L.A. targets polluters with ad campaign
The Los Angeles County Department of Public Works has completed a four-month campaign to remind area residents of the steps they can take to prevent stormwater pollution and flooding. Launched in collaboration with the Los Angeles Department of Public Works, the $1 million drive featured radio, print and outdoor advertising.
The campaign focused on four common sources of stormwater pollution: litter from streets, sidewalks and parking lots; animal waste; fertilizer; and pesticides. It encouraged residents to dispose of litter and animal waste in proper containers; and it recommended minimal use of lawn products, dispersed in anticipation of dry weather only.
To publicize their message, the campaign partners created advertisements depicting the impact of pollution on the environment, community health and quality of life. For example, print and transit ads included everyday images such as puppies or fast-food burgers juxtaposed against a takeoff of the Surgeon General’s warning label; and radio segments taught prevention through dramatic and humorous narrative.
Stormwater pollution is a particularly pressing problem in Los Angeles County, where, on a rainy day, millions of gallons of untreated stormwater flow into the county’s lakes and rivers, and into the Pacific Ocean. Annually, the county spends millions of dollars and an enormous number of man-hours removing contamination. (For example, between July 7, 1997, and June 30, 1998, the Department of Beaches and Harbors spent $1.3 million cleaning beaches after storms. And, from September 1997 to May 1998, the department worked with the city of Long Beach to haul nearly 11,000 tons of “beach trash” from storm drain channels.)
The “warning signs” campaign is one component of the Stormwater Public Education Five-Year Plan, which was mandated in 1996 by the Regional Water Quality Control Board. The mandate calls for Los Angeles County and its 85 incorporated cities to educate residents and business owners about the impact of stormwater pollution and to provide solutions for reducing the problems.
Officials hoped the advertisements would prompt residents to reduce stormwater pollution at the source. “Our research shows that residents have a desire to do the right thing once they realize what they are doing is harmful,” says Menerva Daoud, program director for the county’s stormwater/urban runoff public education program. “We wanted to give residents the simple steps they need to make a big difference in pollution prevention.”
They have reason to be hopeful. According to Los Angeles-based Pelegrin Research Group, a 1998 campaign to reduce litter in Los Angeles County has resulted in positive changes. For example, the number of cigarette butts thrown on the ground dropped from 1 million per month in 1997 to 800,000 per month in 1998. Similarly, the number of ashtrays emptied on the street decreased from 169,000 per month to 69,000 per month; and paper and other trash decreased from 692,000 pieces per month to 565,000 pieces per month. Daoud notes that the 1999 campaign targets the Los Angeles region’s most likeliest contributors to contamination: the well-intentioned people who are unaware they are polluting.

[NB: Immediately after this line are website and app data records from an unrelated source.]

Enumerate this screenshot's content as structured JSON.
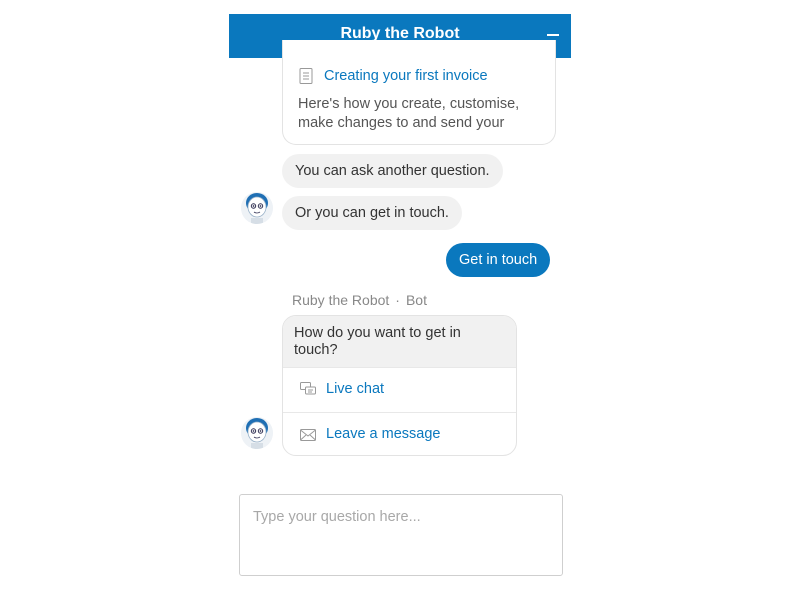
{
  "header": {
    "title": "Ruby the Robot"
  },
  "article": {
    "title": "Creating your first invoice",
    "excerpt": "Here's how you create, customise, make changes to and send your"
  },
  "messages": {
    "bot_1": "You can ask another question.",
    "bot_2": "Or you can get in touch.",
    "user_1": "Get in touch"
  },
  "sender": {
    "name": "Ruby the Robot",
    "separator": "·",
    "role": "Bot"
  },
  "contact_card": {
    "question": "How do you want to get in touch?",
    "options": [
      {
        "label": "Live chat",
        "icon": "chat-icon"
      },
      {
        "label": "Leave a message",
        "icon": "envelope-icon"
      }
    ]
  },
  "input": {
    "placeholder": "Type your question here..."
  },
  "colors": {
    "brand": "#0a78be",
    "bubble": "#f1f1f1"
  }
}
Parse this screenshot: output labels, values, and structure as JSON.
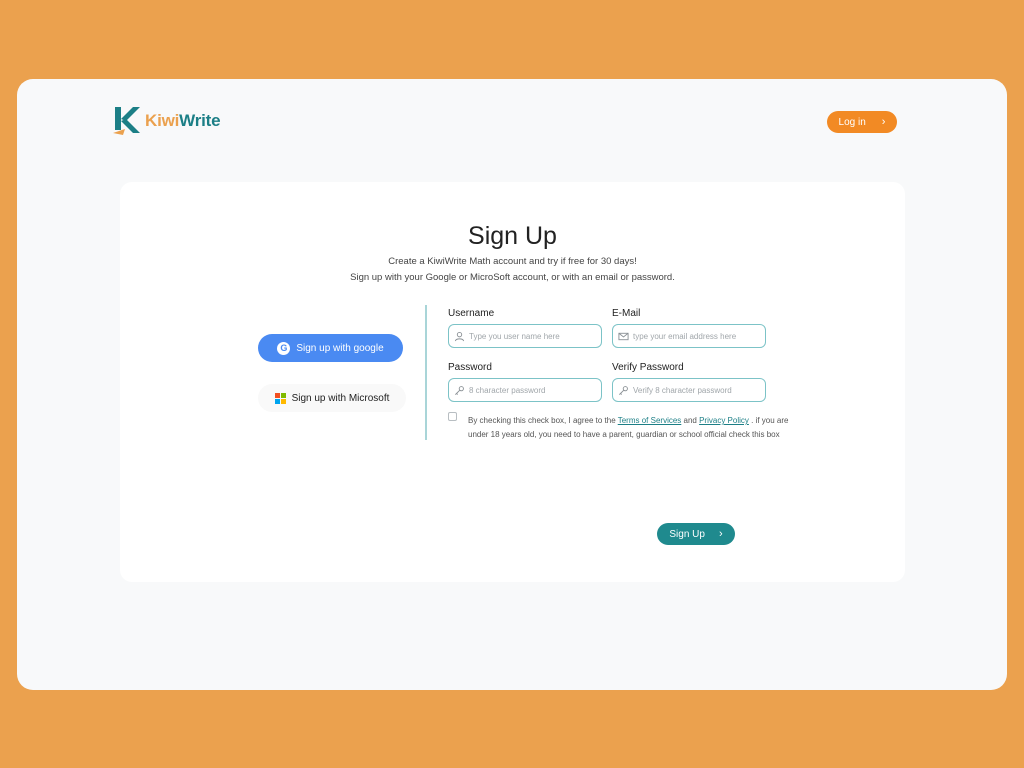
{
  "brand": {
    "name_part1": "Kiwi",
    "name_part2": "Write"
  },
  "header": {
    "login_label": "Log in",
    "login_chevron": "›"
  },
  "page": {
    "title": "Sign Up",
    "subtitle_line1": "Create a KiwiWrite Math account and try if free for 30 days!",
    "subtitle_line2": "Sign up with your Google or MicroSoft account, or with an email or password."
  },
  "social": {
    "google_label": "Sign up with google",
    "google_glyph": "G",
    "microsoft_label": "Sign up with Microsoft"
  },
  "form": {
    "username": {
      "label": "Username",
      "placeholder": "Type you user name here",
      "value": "",
      "icon": "user-icon"
    },
    "email": {
      "label": "E-Mail",
      "placeholder": "type your email address here",
      "value": "",
      "icon": "mail-icon"
    },
    "password": {
      "label": "Password",
      "placeholder": "8 character password",
      "value": "",
      "icon": "key-icon"
    },
    "verify_password": {
      "label": "Verify Password",
      "placeholder": "Verify 8 character password",
      "value": "",
      "icon": "key-icon"
    },
    "terms": {
      "checked": false,
      "text_before": "By checking this check box, I agree to the ",
      "terms_link": "Terms of Services",
      "and": " and ",
      "privacy_link": "Privacy Policy",
      "text_after": " . if you are under 18 years old, you need to have a parent, guardian or school official check this box"
    },
    "submit_label": "Sign Up",
    "submit_chevron": "›"
  },
  "colors": {
    "background": "#EBA14E",
    "accent_orange": "#F28A24",
    "teal": "#1F8A8E",
    "google_blue": "#4A8AF2",
    "field_border": "#7CC3C7",
    "ms_red": "#F25022",
    "ms_green": "#7FBA00",
    "ms_blue": "#00A4EF",
    "ms_yellow": "#FFB900"
  }
}
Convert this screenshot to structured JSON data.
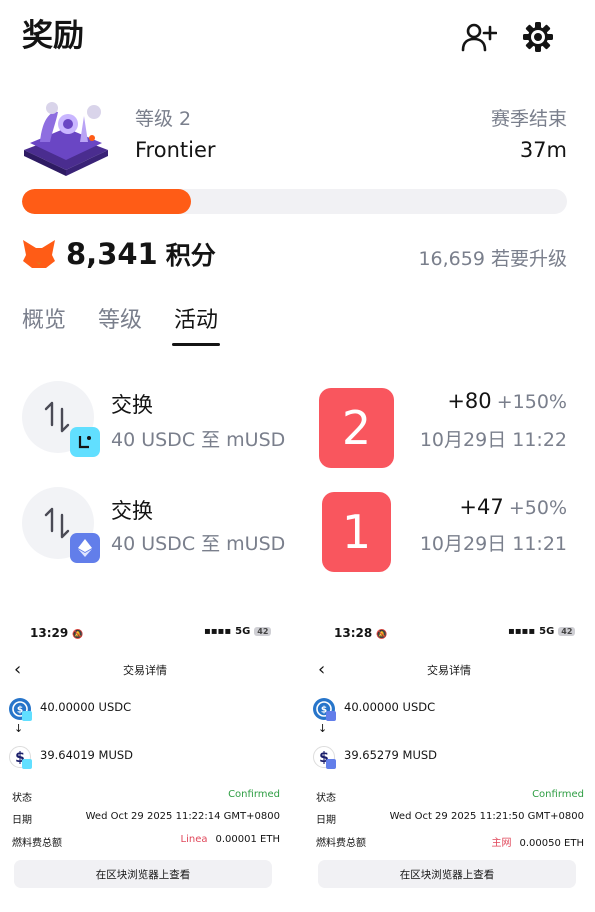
{
  "header": {
    "title": "奖励",
    "add_friend_icon": "person-add-icon",
    "settings_icon": "gear-icon"
  },
  "level": {
    "label": "等级 2",
    "name": "Frontier",
    "season_label": "赛季结束",
    "season_value": "37m",
    "progress_fraction": 0.31
  },
  "points": {
    "value": "8,341",
    "unit": "积分",
    "to_next": "16,659 若要升级"
  },
  "tabs": [
    {
      "label": "概览",
      "active": false
    },
    {
      "label": "等级",
      "active": false
    },
    {
      "label": "活动",
      "active": true
    }
  ],
  "activities": [
    {
      "title": "交换",
      "subtitle": "40 USDC 至 mUSD",
      "amount": "+80",
      "percent": "+150%",
      "time": "10月29日 11:22",
      "tag": "2",
      "network_icon": "linea-icon"
    },
    {
      "title": "交换",
      "subtitle": "40 USDC 至 mUSD",
      "amount": "+47",
      "percent": "+50%",
      "time": "10月29日 11:21",
      "tag": "1",
      "network_icon": "ethereum-icon"
    }
  ],
  "screenshots": [
    {
      "status_time": "13:29",
      "status_net": "5G",
      "status_batt": "42",
      "title": "交易详情",
      "from_amount": "40.00000 USDC",
      "to_amount": "39.64019 MUSD",
      "status_label": "状态",
      "status_value": "Confirmed",
      "date_label": "日期",
      "date_value": "Wed Oct 29 2025 11:22:14 GMT+0800",
      "fee_label": "燃料费总额",
      "network": "Linea",
      "fee_value": "0.00001 ETH",
      "button": "在区块浏览器上查看"
    },
    {
      "status_time": "13:28",
      "status_net": "5G",
      "status_batt": "42",
      "title": "交易详情",
      "from_amount": "40.00000 USDC",
      "to_amount": "39.65279 MUSD",
      "status_label": "状态",
      "status_value": "Confirmed",
      "date_label": "日期",
      "date_value": "Wed Oct 29 2025 11:21:50 GMT+0800",
      "fee_label": "燃料费总额",
      "network": "主网",
      "fee_value": "0.00050 ETH",
      "button": "在区块浏览器上查看"
    }
  ],
  "colors": {
    "accent": "#ff5c16",
    "tag": "#f9565e",
    "confirmed": "#2f9e44",
    "network": "#e0475a"
  }
}
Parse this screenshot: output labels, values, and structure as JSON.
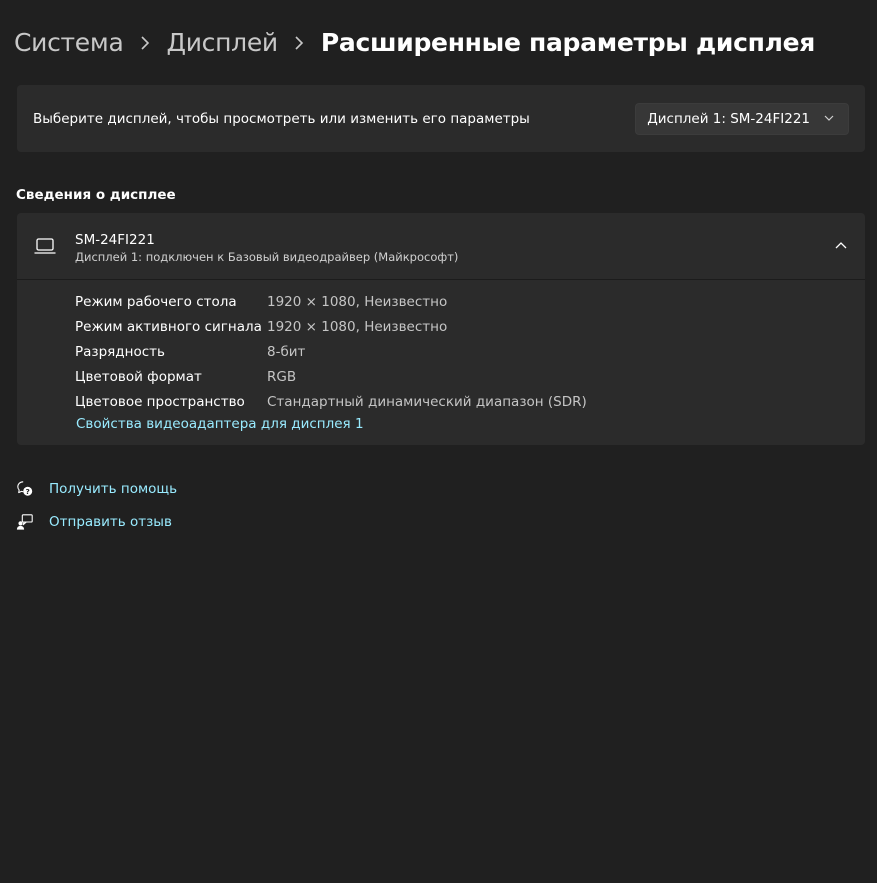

The “warning signs” campaign came to a close in May, and the county will conduct “segment studies” later this year to reveal any behavioral changes among residents. However, the true measure of success will be reduced levels of trash in the ocean, lakes and rivers, Daoud says.